◆ Task instructions ◆
Go through the entries below, tally each line that has the word "endothermic", and give only the total.

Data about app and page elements
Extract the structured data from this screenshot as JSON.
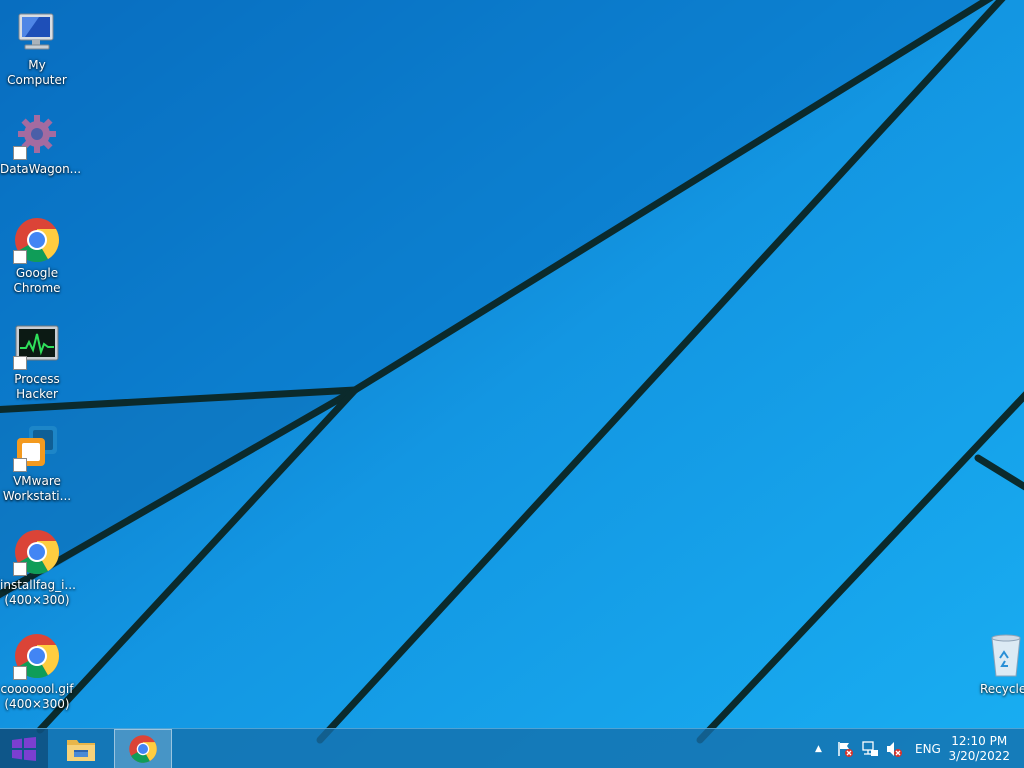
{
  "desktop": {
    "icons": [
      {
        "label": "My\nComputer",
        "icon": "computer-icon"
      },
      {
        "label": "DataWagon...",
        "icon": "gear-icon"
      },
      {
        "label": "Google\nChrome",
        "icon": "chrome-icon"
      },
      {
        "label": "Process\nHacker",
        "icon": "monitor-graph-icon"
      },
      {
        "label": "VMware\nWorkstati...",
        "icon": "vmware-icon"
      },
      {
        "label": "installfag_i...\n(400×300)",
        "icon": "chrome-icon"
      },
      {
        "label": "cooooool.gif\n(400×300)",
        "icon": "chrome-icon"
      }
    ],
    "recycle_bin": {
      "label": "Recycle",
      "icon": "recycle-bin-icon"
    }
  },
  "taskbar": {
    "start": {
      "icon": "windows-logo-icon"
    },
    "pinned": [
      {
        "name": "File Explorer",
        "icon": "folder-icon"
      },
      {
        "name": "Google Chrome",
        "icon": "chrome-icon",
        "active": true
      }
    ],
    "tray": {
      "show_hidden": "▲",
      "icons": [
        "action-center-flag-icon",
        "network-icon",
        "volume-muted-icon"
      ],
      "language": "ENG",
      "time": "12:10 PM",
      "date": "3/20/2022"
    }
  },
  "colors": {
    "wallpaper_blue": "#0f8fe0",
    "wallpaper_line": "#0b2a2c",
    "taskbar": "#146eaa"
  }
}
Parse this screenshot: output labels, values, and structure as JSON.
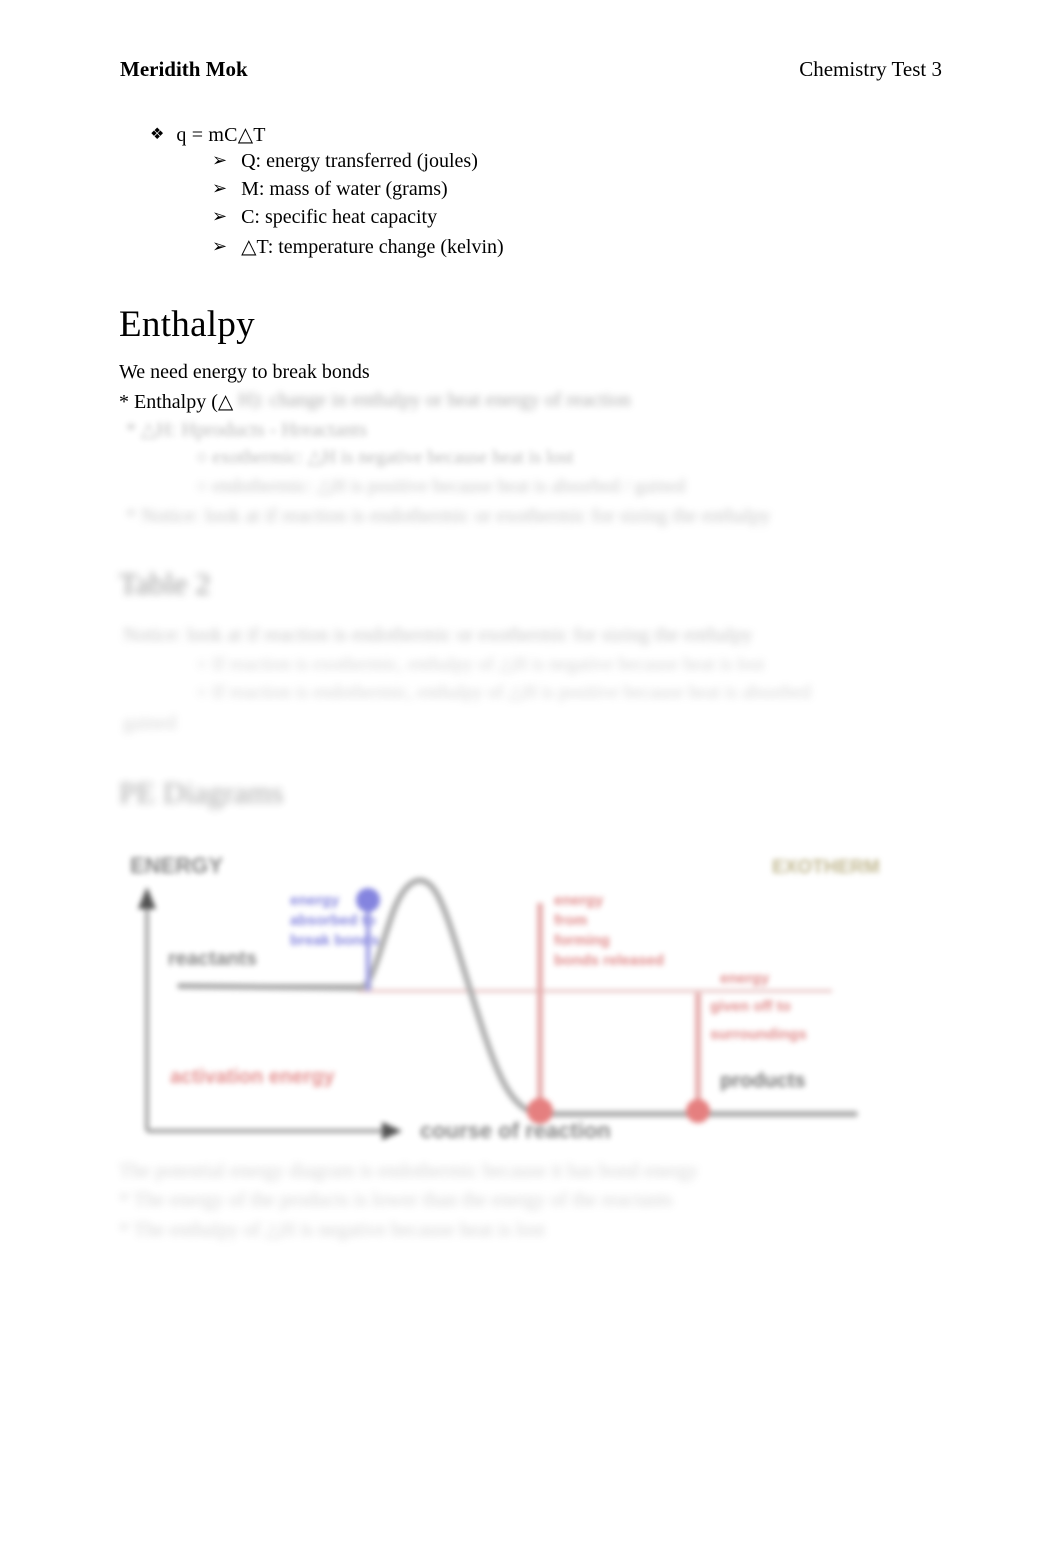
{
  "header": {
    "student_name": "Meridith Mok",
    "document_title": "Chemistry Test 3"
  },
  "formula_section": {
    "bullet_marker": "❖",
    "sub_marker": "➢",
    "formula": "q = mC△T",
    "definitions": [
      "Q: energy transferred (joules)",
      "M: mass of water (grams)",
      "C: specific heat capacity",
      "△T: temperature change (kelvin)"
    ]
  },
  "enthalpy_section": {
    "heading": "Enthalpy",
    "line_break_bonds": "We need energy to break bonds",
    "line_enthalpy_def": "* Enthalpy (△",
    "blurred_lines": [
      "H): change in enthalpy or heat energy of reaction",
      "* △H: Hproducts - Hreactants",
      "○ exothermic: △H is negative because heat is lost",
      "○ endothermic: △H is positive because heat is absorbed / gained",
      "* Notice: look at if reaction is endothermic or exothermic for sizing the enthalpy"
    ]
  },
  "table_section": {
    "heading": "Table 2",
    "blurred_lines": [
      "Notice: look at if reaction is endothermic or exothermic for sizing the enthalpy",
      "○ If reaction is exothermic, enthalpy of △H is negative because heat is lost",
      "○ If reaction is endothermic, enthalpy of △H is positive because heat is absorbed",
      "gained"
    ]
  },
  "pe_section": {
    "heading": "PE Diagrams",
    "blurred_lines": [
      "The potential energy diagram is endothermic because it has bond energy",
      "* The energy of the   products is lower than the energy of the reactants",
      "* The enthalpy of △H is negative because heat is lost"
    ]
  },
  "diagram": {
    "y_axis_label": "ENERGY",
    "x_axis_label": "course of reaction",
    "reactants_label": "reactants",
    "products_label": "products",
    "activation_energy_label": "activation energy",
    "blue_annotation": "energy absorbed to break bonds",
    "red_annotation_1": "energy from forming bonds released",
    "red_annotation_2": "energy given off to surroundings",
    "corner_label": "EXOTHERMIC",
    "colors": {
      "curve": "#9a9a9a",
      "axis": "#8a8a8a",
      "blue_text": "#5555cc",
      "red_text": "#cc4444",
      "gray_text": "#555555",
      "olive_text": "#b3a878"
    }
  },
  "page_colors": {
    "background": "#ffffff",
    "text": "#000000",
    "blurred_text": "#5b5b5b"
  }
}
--
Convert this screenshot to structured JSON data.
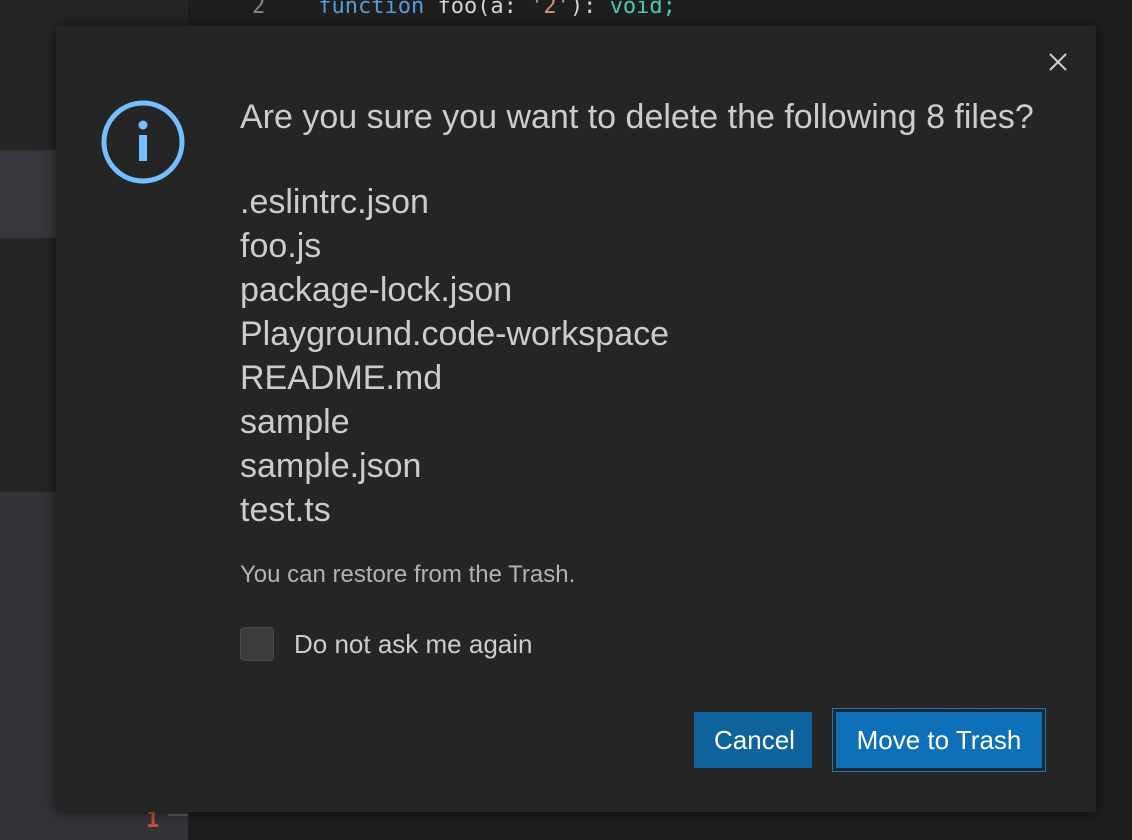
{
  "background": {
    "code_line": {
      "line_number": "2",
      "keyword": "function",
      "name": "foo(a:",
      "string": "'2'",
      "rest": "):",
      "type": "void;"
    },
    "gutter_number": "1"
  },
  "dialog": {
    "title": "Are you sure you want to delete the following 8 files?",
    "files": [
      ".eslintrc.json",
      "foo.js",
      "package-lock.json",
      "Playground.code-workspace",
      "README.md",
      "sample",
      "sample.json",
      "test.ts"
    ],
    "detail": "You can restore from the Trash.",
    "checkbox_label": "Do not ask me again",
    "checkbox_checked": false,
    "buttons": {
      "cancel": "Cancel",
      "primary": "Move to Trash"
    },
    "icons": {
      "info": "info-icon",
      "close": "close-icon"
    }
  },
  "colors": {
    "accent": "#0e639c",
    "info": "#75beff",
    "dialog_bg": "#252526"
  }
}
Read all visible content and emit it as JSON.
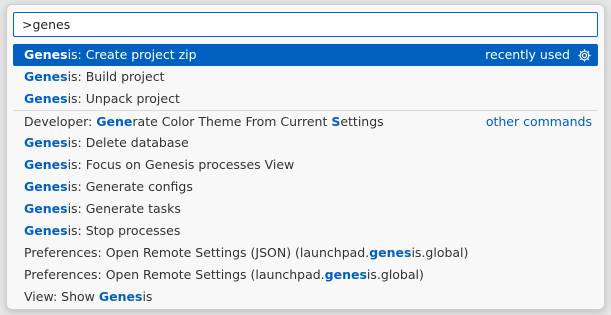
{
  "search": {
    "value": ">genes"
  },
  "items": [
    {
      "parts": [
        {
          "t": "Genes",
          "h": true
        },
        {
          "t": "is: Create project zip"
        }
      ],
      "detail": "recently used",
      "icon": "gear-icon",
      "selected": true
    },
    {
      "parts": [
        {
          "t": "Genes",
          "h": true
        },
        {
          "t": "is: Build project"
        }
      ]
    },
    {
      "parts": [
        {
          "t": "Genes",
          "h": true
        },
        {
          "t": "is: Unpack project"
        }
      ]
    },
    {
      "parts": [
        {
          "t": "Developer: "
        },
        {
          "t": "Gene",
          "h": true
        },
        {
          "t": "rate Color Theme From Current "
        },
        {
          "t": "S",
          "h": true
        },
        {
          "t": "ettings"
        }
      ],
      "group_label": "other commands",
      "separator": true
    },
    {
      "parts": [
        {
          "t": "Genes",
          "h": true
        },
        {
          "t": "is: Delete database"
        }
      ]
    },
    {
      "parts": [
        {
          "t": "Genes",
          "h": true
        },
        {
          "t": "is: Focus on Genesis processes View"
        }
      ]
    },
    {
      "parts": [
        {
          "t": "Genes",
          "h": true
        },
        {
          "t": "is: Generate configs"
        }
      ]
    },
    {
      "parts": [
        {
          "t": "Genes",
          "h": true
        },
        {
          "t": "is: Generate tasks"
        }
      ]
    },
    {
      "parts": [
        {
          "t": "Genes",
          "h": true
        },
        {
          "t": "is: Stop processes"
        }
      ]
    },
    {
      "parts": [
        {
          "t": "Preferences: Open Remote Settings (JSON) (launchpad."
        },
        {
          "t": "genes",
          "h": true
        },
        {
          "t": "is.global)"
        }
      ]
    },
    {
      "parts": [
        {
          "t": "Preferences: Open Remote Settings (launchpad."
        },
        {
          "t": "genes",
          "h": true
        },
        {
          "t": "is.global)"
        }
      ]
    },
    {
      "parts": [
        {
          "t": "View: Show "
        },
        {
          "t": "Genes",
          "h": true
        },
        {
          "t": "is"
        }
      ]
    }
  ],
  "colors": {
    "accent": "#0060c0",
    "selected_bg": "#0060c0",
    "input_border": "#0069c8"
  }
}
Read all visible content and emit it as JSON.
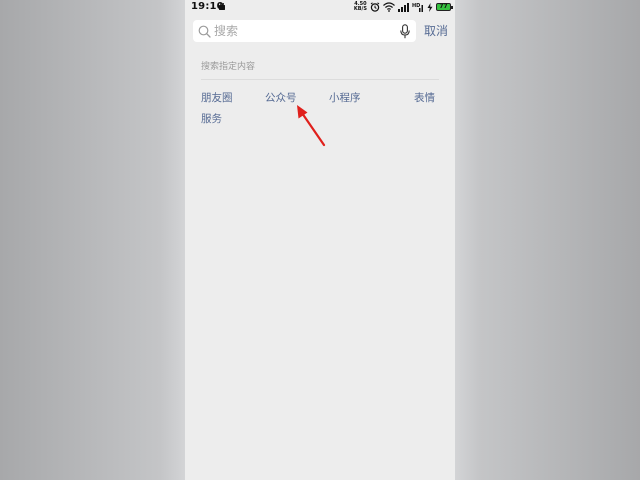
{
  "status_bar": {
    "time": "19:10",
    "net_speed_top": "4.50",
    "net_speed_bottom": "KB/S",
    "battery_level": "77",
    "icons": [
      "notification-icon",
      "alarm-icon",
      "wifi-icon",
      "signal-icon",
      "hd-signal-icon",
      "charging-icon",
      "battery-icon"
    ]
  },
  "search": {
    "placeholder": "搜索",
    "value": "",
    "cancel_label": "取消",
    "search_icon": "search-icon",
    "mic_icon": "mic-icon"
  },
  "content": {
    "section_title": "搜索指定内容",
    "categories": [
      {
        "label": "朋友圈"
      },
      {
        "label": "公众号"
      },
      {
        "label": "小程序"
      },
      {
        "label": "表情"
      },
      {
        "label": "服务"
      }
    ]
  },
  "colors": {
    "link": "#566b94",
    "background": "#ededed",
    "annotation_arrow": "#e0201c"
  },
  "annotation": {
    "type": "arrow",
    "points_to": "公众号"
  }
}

◆ Your response ◆
5